In English, many things are named after a particular country – but have you ever wondered what those things are called in those countries?
1(character/style) dickensiano(slum/squalor) de la época victoriana
- Do you recognize this Dickensian image of America?
- Later, Wolfe became a novelist himself, to show his peers how Dickensian social realism should be done.
- Jade handed Twigg a dossier of the Dickensian conditions, including a flooded library, mouldy walls, and twisted and broken window frames.
- There have been several other real life Yorkshire folk put forward as the ‘originals’ of Dickensian characters.
- Composed with Dickensian vigour, it is a social comedy packaged with considerable charm.
- He said the reports were ‘shocking reading, with a catalogue of Dickensian conditions, overcrowding and completely inadequate facilities’.
- I am in London, the city of Dickensian pickpockets, after all.
- It doesn't mean that they are snarling, Dickensian pantomime villains.

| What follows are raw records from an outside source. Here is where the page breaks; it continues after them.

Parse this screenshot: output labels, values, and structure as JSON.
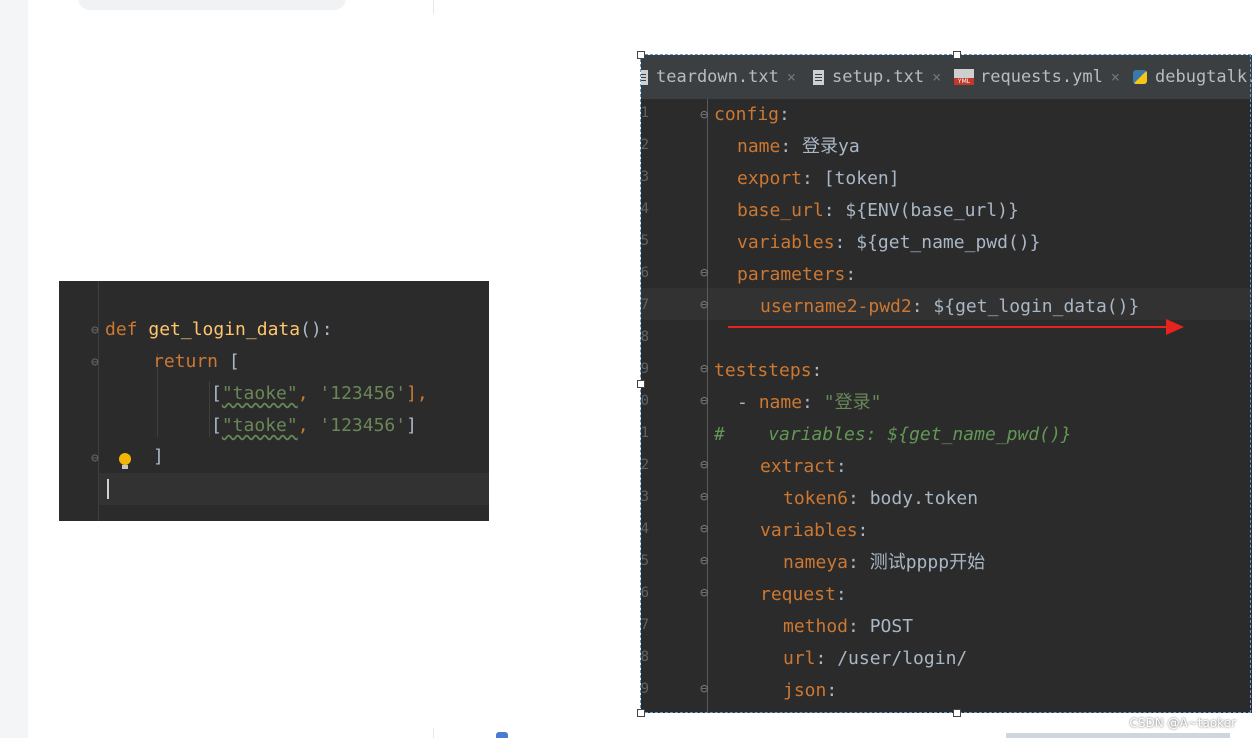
{
  "snippet": {
    "line1": {
      "kw": "def",
      "fn": "get_login_data",
      "rest": "():"
    },
    "line2": {
      "kw": "return",
      "rest": " ["
    },
    "line3": {
      "open": "[",
      "s1": "\"taoke\"",
      "sep": ", ",
      "s2": "'123456'",
      "close": "],"
    },
    "line4": {
      "open": "[",
      "s1": "\"taoke\"",
      "sep": ", ",
      "s2": "'123456'",
      "close": "]"
    },
    "line5": {
      "rest": "]"
    }
  },
  "ide": {
    "tabs": [
      {
        "label": "teardown.txt",
        "icon": "text-file-icon"
      },
      {
        "label": "setup.txt",
        "icon": "text-file-icon"
      },
      {
        "label": "requests.yml",
        "icon": "yml-file-icon"
      },
      {
        "label": "debugtalk.p",
        "icon": "python-file-icon"
      }
    ],
    "close_glyph": "×",
    "line_numbers": [
      "1",
      "2",
      "3",
      "4",
      "5",
      "6",
      "7",
      "8",
      "9",
      "0",
      "1",
      "2",
      "3",
      "4",
      "5",
      "6",
      "7",
      "8",
      "9"
    ],
    "code": {
      "config": "config",
      "name_key": "name",
      "name_val": "登录ya",
      "export_key": "export",
      "export_val": "[token]",
      "base_url_key": "base_url",
      "base_url_val": "${ENV(base_url)}",
      "variables_key": "variables",
      "variables_val": "${get_name_pwd()}",
      "parameters_key": "parameters",
      "up_key": "username2-pwd2",
      "up_val": "${get_login_data()}",
      "teststeps": "teststeps",
      "step_dash": "- ",
      "step_name_key": "name",
      "step_name_val": "\"登录\"",
      "comment_hash": "#",
      "comment_text": "variables: ${get_name_pwd()}",
      "extract_key": "extract",
      "token_key": "token6",
      "token_val": "body.token",
      "variables2_key": "variables",
      "nameya_key": "nameya",
      "nameya_val": "测试pppp开始",
      "request_key": "request",
      "method_key": "method",
      "method_val": "POST",
      "url_key": "url",
      "url_val": "/user/login/",
      "json_key": "json",
      "colon": ":"
    }
  },
  "colors": {
    "annotation_arrow": "#e8231f",
    "keyword": "#cc7832",
    "string": "#6a8759",
    "function": "#ffc66d"
  },
  "watermark": "CSDN @A~taoker"
}
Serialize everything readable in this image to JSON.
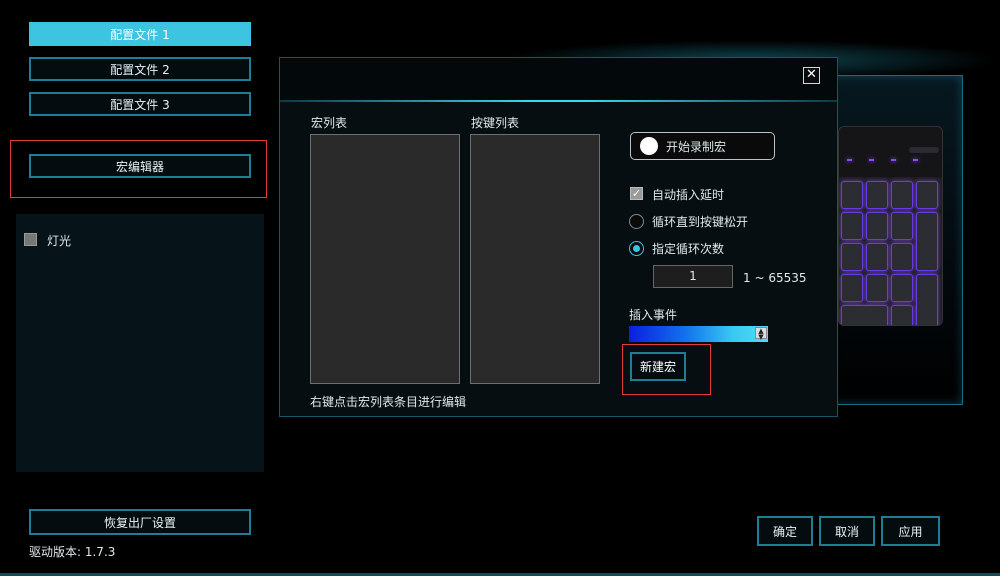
{
  "sidebar": {
    "profiles": [
      "配置文件 1",
      "配置文件 2",
      "配置文件 3"
    ],
    "macro_editor_label": "宏编辑器",
    "lighting_label": "灯光",
    "factory_reset_label": "恢复出厂设置",
    "driver_version_label": "驱动版本:  1.7.3"
  },
  "dialog": {
    "close_label": "✕",
    "macro_list_label": "宏列表",
    "key_list_label": "按键列表",
    "hint": "右键点击宏列表条目进行编辑",
    "record_label": "开始录制宏",
    "auto_delay_label": "自动插入延时",
    "loop_until_release_label": "循环直到按键松开",
    "loop_count_label": "指定循环次数",
    "loop_count_value": "1",
    "loop_range_label": "1 ~ 65535",
    "insert_event_label": "插入事件",
    "new_macro_label": "新建宏",
    "options": {
      "auto_delay_checked": true,
      "loop_until_release_selected": false,
      "loop_count_selected": true
    }
  },
  "footer": {
    "ok_label": "确定",
    "cancel_label": "取消",
    "apply_label": "应用"
  },
  "colors": {
    "accent": "#3cc4e0",
    "border": "#1d7e96",
    "highlight_red": "#e03a3a",
    "key_glow": "#8a4cff"
  }
}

- Then there were the wars and depressions, the material privations, Dickensian working conditions and relatively short life expectancies.
- My even stronger suspicion is that the better established model of social-problem novel, in the Dickensian tradition, is still alive and kicking.
- ‘The prime minister will challenge the idea that Britain is some Dickensian society with no social protection,’ one Downing Street source yesterday.
- He's a wonderfully large Dickensian character, offering low-key winks and smiles.
- This is not a romantic, Dickensian look at a saintly consumptive young woman.
- To read this book in today's Norway is to be awed by the stark class differences, strict sex roles, and Dickensian poverty that defined Norwegian society only a little over a century ago.
- At Greendale's chicken and egg factory, the employees' safety induction consisted of being told to read a training manual whose procedures bore absolutely no relation to the hazardous and Dickensian conditions on the shop floor.
- She was taken to an orphanage with Dickensian conditions, where children were cleaned and fed but given no love or affection.
- Scorsese recreates New York of 150 years ago, which looks and feels like a vintage, bleak Dickensian landscape, only more depressing.
- Duveen emerges as a character of almost Dickensian richness and idiosyncrasy.
- The workers sit at desks in long, Dickensian school rooms listening to novels read aloud from a dais.
- In 2002, when French government inspectors examined the inner workings of the Paris Opera's highly prestigious school, they reported on a system of Dickensian severity that many knew of, but few spoke about.
English has borrowed many of the following foreign expressions of parting, so you’ve probably encountered some of these ways to say goodbye in other languages.
Many words formed by the addition of the suffix –ster are now obsolete - which ones are due a resurgence?
As their breed names often attest, dogs are a truly international bunch. Let’s take a look at 12 different dog breed names and their backstories.